→ TO DO: Omit the pictures and return every entry exactly as written.

→ DATA:

+++

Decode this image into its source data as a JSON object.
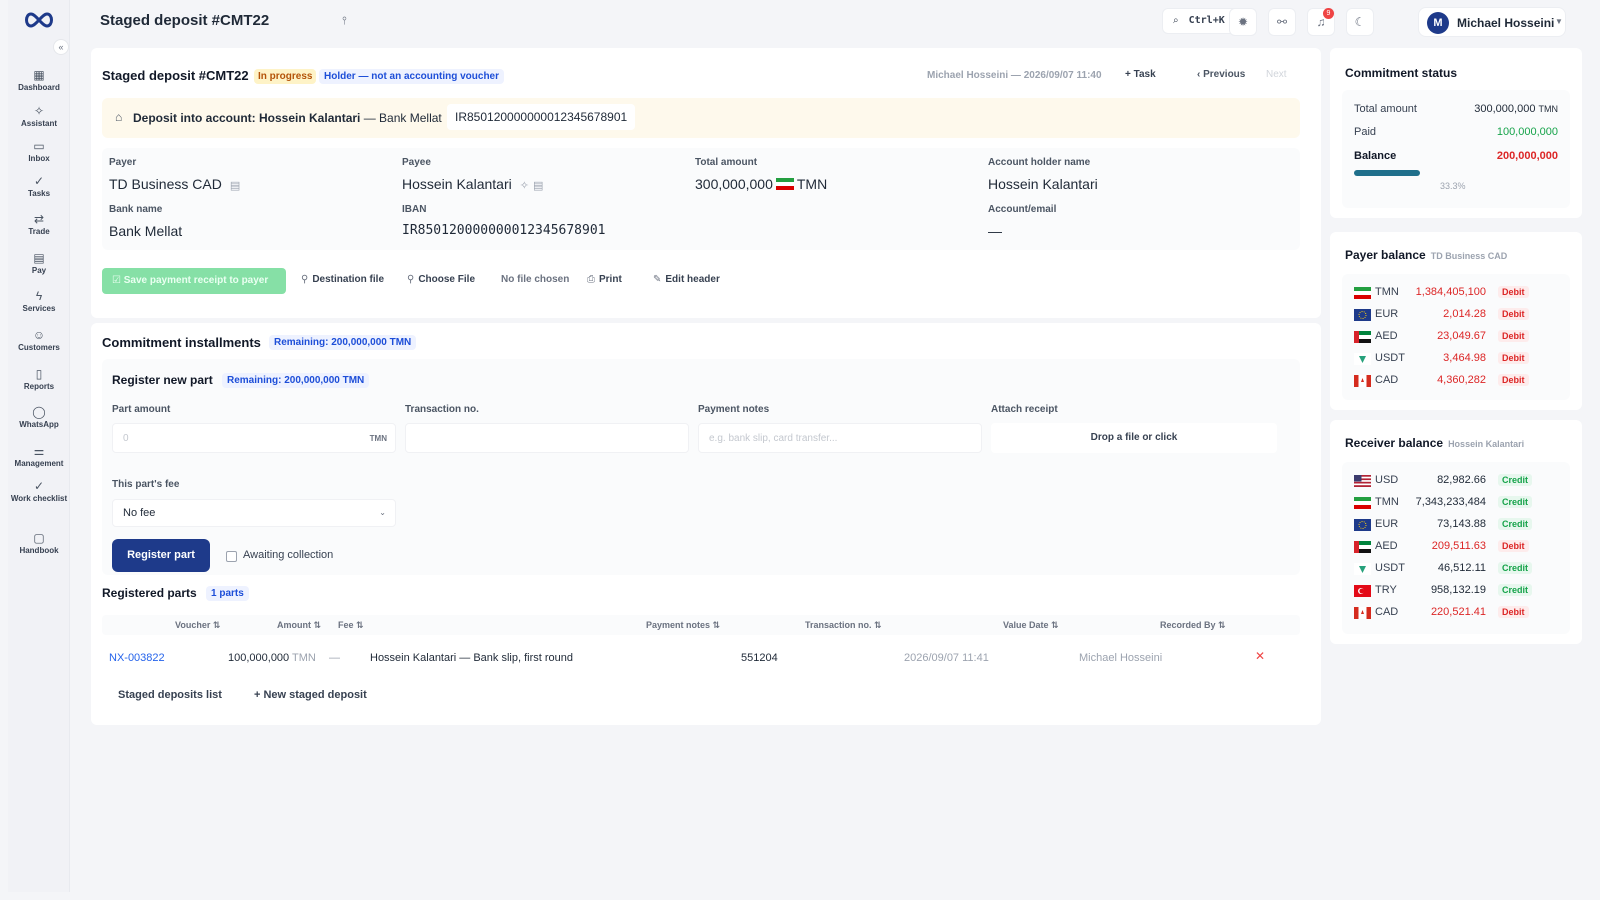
{
  "colors": {
    "accent": "#1e3a8a",
    "debit": "#dc2626",
    "credit": "#16a34a",
    "link": "#2563eb",
    "warning_bg": "#fef9ec"
  },
  "sidebar": {
    "items": [
      {
        "label": "Dashboard",
        "icon": "dashboard-icon",
        "glyph": "▦"
      },
      {
        "label": "Assistant",
        "icon": "assistant-icon",
        "glyph": "✧"
      },
      {
        "label": "Inbox",
        "icon": "inbox-icon",
        "glyph": "▭"
      },
      {
        "label": "Tasks",
        "icon": "tasks-icon",
        "glyph": "✓"
      },
      {
        "label": "Trade",
        "icon": "trade-icon",
        "glyph": "⇄"
      },
      {
        "label": "Pay",
        "icon": "pay-icon",
        "glyph": "▤"
      },
      {
        "label": "Services",
        "icon": "services-icon",
        "glyph": "ϟ"
      },
      {
        "label": "Customers",
        "icon": "customers-icon",
        "glyph": "☺"
      },
      {
        "label": "Reports",
        "icon": "reports-icon",
        "glyph": "▯"
      },
      {
        "label": "WhatsApp",
        "icon": "whatsapp-icon",
        "glyph": "◯"
      },
      {
        "label": "Management",
        "icon": "management-icon",
        "glyph": "⚌"
      },
      {
        "label": "Work checklist",
        "icon": "checklist-icon",
        "glyph": "✓"
      },
      {
        "label": "Handbook",
        "icon": "handbook-icon",
        "glyph": "▢"
      }
    ]
  },
  "header": {
    "title": "Staged deposit #CMT22",
    "search_shortcut": "Ctrl+K",
    "notification_count": "9",
    "user": {
      "initial": "M",
      "name": "Michael Hosseini"
    }
  },
  "deposit": {
    "title": "Staged deposit #CMT22",
    "status": "In progress",
    "holder_note": "Holder — not an accounting voucher",
    "author": "Michael Hosseini — 2026/09/07 11:40",
    "task_label": "+ Task",
    "previous_label": "‹ Previous",
    "next_label": "Next",
    "deposit_into_label": "Deposit into account:",
    "deposit_into_name": "Hossein Kalantari",
    "deposit_into_bank": " — Bank Mellat",
    "deposit_into_iban": "IR850120000000012345678901",
    "fields": {
      "payer_label": "Payer",
      "payer": "TD Business CAD",
      "payee_label": "Payee",
      "payee": "Hossein Kalantari",
      "total_label": "Total amount",
      "total": "300,000,000",
      "total_currency": "TMN",
      "holder_label": "Account holder name",
      "holder": "Hossein Kalantari",
      "bank_label": "Bank name",
      "bank": "Bank Mellat",
      "iban_label": "IBAN",
      "iban": "IR850120000000012345678901",
      "account_label": "Account/email",
      "account": "—"
    },
    "actions": {
      "green_button": "Save payment receipt to payer",
      "destination_file": "Destination file",
      "choose_file": "Choose File",
      "no_file": "No file chosen",
      "print": "Print",
      "edit_header": "Edit header"
    }
  },
  "installments": {
    "title": "Commitment installments",
    "remaining": "Remaining: 200,000,000 TMN",
    "register": {
      "title": "Register new part",
      "remaining": "Remaining: 200,000,000 TMN",
      "part_amount_label": "Part amount",
      "part_amount_placeholder": "0",
      "part_amount_suffix": "TMN",
      "transaction_label": "Transaction no.",
      "notes_label": "Payment notes",
      "notes_placeholder": "e.g. bank slip, card transfer...",
      "attach_label": "Attach receipt",
      "drop_text": "Drop a file or click",
      "fee_label": "This part's fee",
      "fee_value": "No fee",
      "submit": "Register part",
      "awaiting": "Awaiting collection"
    },
    "registered": {
      "title": "Registered parts",
      "count": "1 parts",
      "columns": [
        "Voucher ⇅",
        "Amount ⇅",
        "Fee ⇅",
        "Payment notes ⇅",
        "Transaction no. ⇅",
        "Value Date ⇅",
        "Recorded By ⇅"
      ],
      "rows": [
        {
          "voucher": "NX-003822",
          "amount": "100,000,000",
          "currency": "TMN",
          "fee": "—",
          "notes": "Hossein Kalantari — Bank slip, first round",
          "txn": "551204",
          "date": "2026/09/07 11:41",
          "by": "Michael Hosseini"
        }
      ]
    },
    "footer": {
      "list": "Staged deposits list",
      "new": "+ New staged deposit"
    }
  },
  "commitment_status": {
    "title": "Commitment status",
    "total_label": "Total amount",
    "total": "300,000,000",
    "total_currency": "TMN",
    "paid_label": "Paid",
    "paid": "100,000,000",
    "balance_label": "Balance",
    "balance": "200,000,000",
    "progress_fraction": 0.333,
    "progress_text": "33.3%"
  },
  "payer_balance": {
    "title": "Payer balance",
    "subtitle": "TD Business CAD",
    "rows": [
      {
        "currency": "TMN",
        "amount": "1,384,405,100",
        "type": "Debit",
        "flag": "ir"
      },
      {
        "currency": "EUR",
        "amount": "2,014.28",
        "type": "Debit",
        "flag": "eu"
      },
      {
        "currency": "AED",
        "amount": "23,049.67",
        "type": "Debit",
        "flag": "ae"
      },
      {
        "currency": "USDT",
        "amount": "3,464.98",
        "type": "Debit",
        "flag": "usdt"
      },
      {
        "currency": "CAD",
        "amount": "4,360,282",
        "type": "Debit",
        "flag": "ca"
      }
    ]
  },
  "receiver_balance": {
    "title": "Receiver balance",
    "subtitle": "Hossein Kalantari",
    "rows": [
      {
        "currency": "USD",
        "amount": "82,982.66",
        "type": "Credit",
        "flag": "us"
      },
      {
        "currency": "TMN",
        "amount": "7,343,233,484",
        "type": "Credit",
        "flag": "ir"
      },
      {
        "currency": "EUR",
        "amount": "73,143.88",
        "type": "Credit",
        "flag": "eu"
      },
      {
        "currency": "AED",
        "amount": "209,511.63",
        "type": "Debit",
        "flag": "ae"
      },
      {
        "currency": "USDT",
        "amount": "46,512.11",
        "type": "Credit",
        "flag": "usdt"
      },
      {
        "currency": "TRY",
        "amount": "958,132.19",
        "type": "Credit",
        "flag": "tr"
      },
      {
        "currency": "CAD",
        "amount": "220,521.41",
        "type": "Debit",
        "flag": "ca"
      }
    ]
  }
}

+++

→ RESPONSE:
Decode this image into its source data as a JSON object.
{
  "colors": {
    "accent": "#1e3a8a",
    "debit": "#dc2626",
    "credit": "#16a34a",
    "link": "#2563eb",
    "warning_bg": "#fef9ec"
  },
  "sidebar": {
    "items": [
      {
        "label": "Dashboard",
        "icon": "dashboard-icon",
        "glyph": "▦"
      },
      {
        "label": "Assistant",
        "icon": "assistant-icon",
        "glyph": "✧"
      },
      {
        "label": "Inbox",
        "icon": "inbox-icon",
        "glyph": "▭"
      },
      {
        "label": "Tasks",
        "icon": "tasks-icon",
        "glyph": "✓"
      },
      {
        "label": "Trade",
        "icon": "trade-icon",
        "glyph": "⇄"
      },
      {
        "label": "Pay",
        "icon": "pay-icon",
        "glyph": "▤"
      },
      {
        "label": "Services",
        "icon": "services-icon",
        "glyph": "ϟ"
      },
      {
        "label": "Customers",
        "icon": "customers-icon",
        "glyph": "☺"
      },
      {
        "label": "Reports",
        "icon": "reports-icon",
        "glyph": "▯"
      },
      {
        "label": "WhatsApp",
        "icon": "whatsapp-icon",
        "glyph": "◯"
      },
      {
        "label": "Management",
        "icon": "management-icon",
        "glyph": "⚌"
      },
      {
        "label": "Work checklist",
        "icon": "checklist-icon",
        "glyph": "✓"
      },
      {
        "label": "Handbook",
        "icon": "handbook-icon",
        "glyph": "▢"
      }
    ]
  },
  "header": {
    "title": "Staged deposit #CMT22",
    "search_shortcut": "Ctrl+K",
    "notification_count": "9",
    "user": {
      "initial": "M",
      "name": "Michael Hosseini"
    }
  },
  "deposit": {
    "title": "Staged deposit #CMT22",
    "status": "In progress",
    "holder_note": "Holder — not an accounting voucher",
    "author": "Michael Hosseini — 2026/09/07 11:40",
    "task_label": "+ Task",
    "previous_label": "‹ Previous",
    "next_label": "Next",
    "deposit_into_label": "Deposit into account:",
    "deposit_into_name": "Hossein Kalantari",
    "deposit_into_bank": " — Bank Mellat",
    "deposit_into_iban": "IR850120000000012345678901",
    "fields": {
      "payer_label": "Payer",
      "payer": "TD Business CAD",
      "payee_label": "Payee",
      "payee": "Hossein Kalantari",
      "total_label": "Total amount",
      "total": "300,000,000",
      "total_currency": "TMN",
      "holder_label": "Account holder name",
      "holder": "Hossein Kalantari",
      "bank_label": "Bank name",
      "bank": "Bank Mellat",
      "iban_label": "IBAN",
      "iban": "IR850120000000012345678901",
      "account_label": "Account/email",
      "account": "—"
    },
    "actions": {
      "green_button": "Save payment receipt to payer",
      "destination_file": "Destination file",
      "choose_file": "Choose File",
      "no_file": "No file chosen",
      "print": "Print",
      "edit_header": "Edit header"
    }
  },
  "installments": {
    "title": "Commitment installments",
    "remaining": "Remaining: 200,000,000 TMN",
    "register": {
      "title": "Register new part",
      "remaining": "Remaining: 200,000,000 TMN",
      "part_amount_label": "Part amount",
      "part_amount_placeholder": "0",
      "part_amount_suffix": "TMN",
      "transaction_label": "Transaction no.",
      "notes_label": "Payment notes",
      "notes_placeholder": "e.g. bank slip, card transfer...",
      "attach_label": "Attach receipt",
      "drop_text": "Drop a file or click",
      "fee_label": "This part's fee",
      "fee_value": "No fee",
      "submit": "Register part",
      "awaiting": "Awaiting collection"
    },
    "registered": {
      "title": "Registered parts",
      "count": "1 parts",
      "columns": [
        "Voucher ⇅",
        "Amount ⇅",
        "Fee ⇅",
        "Payment notes ⇅",
        "Transaction no. ⇅",
        "Value Date ⇅",
        "Recorded By ⇅"
      ],
      "rows": [
        {
          "voucher": "NX-003822",
          "amount": "100,000,000",
          "currency": "TMN",
          "fee": "—",
          "notes": "Hossein Kalantari — Bank slip, first round",
          "txn": "551204",
          "date": "2026/09/07 11:41",
          "by": "Michael Hosseini"
        }
      ]
    },
    "footer": {
      "list": "Staged deposits list",
      "new": "+ New staged deposit"
    }
  },
  "commitment_status": {
    "title": "Commitment status",
    "total_label": "Total amount",
    "total": "300,000,000",
    "total_currency": "TMN",
    "paid_label": "Paid",
    "paid": "100,000,000",
    "balance_label": "Balance",
    "balance": "200,000,000",
    "progress_fraction": 0.333,
    "progress_text": "33.3%"
  },
  "payer_balance": {
    "title": "Payer balance",
    "subtitle": "TD Business CAD",
    "rows": [
      {
        "currency": "TMN",
        "amount": "1,384,405,100",
        "type": "Debit",
        "flag": "ir"
      },
      {
        "currency": "EUR",
        "amount": "2,014.28",
        "type": "Debit",
        "flag": "eu"
      },
      {
        "currency": "AED",
        "amount": "23,049.67",
        "type": "Debit",
        "flag": "ae"
      },
      {
        "currency": "USDT",
        "amount": "3,464.98",
        "type": "Debit",
        "flag": "usdt"
      },
      {
        "currency": "CAD",
        "amount": "4,360,282",
        "type": "Debit",
        "flag": "ca"
      }
    ]
  },
  "receiver_balance": {
    "title": "Receiver balance",
    "subtitle": "Hossein Kalantari",
    "rows": [
      {
        "currency": "USD",
        "amount": "82,982.66",
        "type": "Credit",
        "flag": "us"
      },
      {
        "currency": "TMN",
        "amount": "7,343,233,484",
        "type": "Credit",
        "flag": "ir"
      },
      {
        "currency": "EUR",
        "amount": "73,143.88",
        "type": "Credit",
        "flag": "eu"
      },
      {
        "currency": "AED",
        "amount": "209,511.63",
        "type": "Debit",
        "flag": "ae"
      },
      {
        "currency": "USDT",
        "amount": "46,512.11",
        "type": "Credit",
        "flag": "usdt"
      },
      {
        "currency": "TRY",
        "amount": "958,132.19",
        "type": "Credit",
        "flag": "tr"
      },
      {
        "currency": "CAD",
        "amount": "220,521.41",
        "type": "Debit",
        "flag": "ca"
      }
    ]
  }
}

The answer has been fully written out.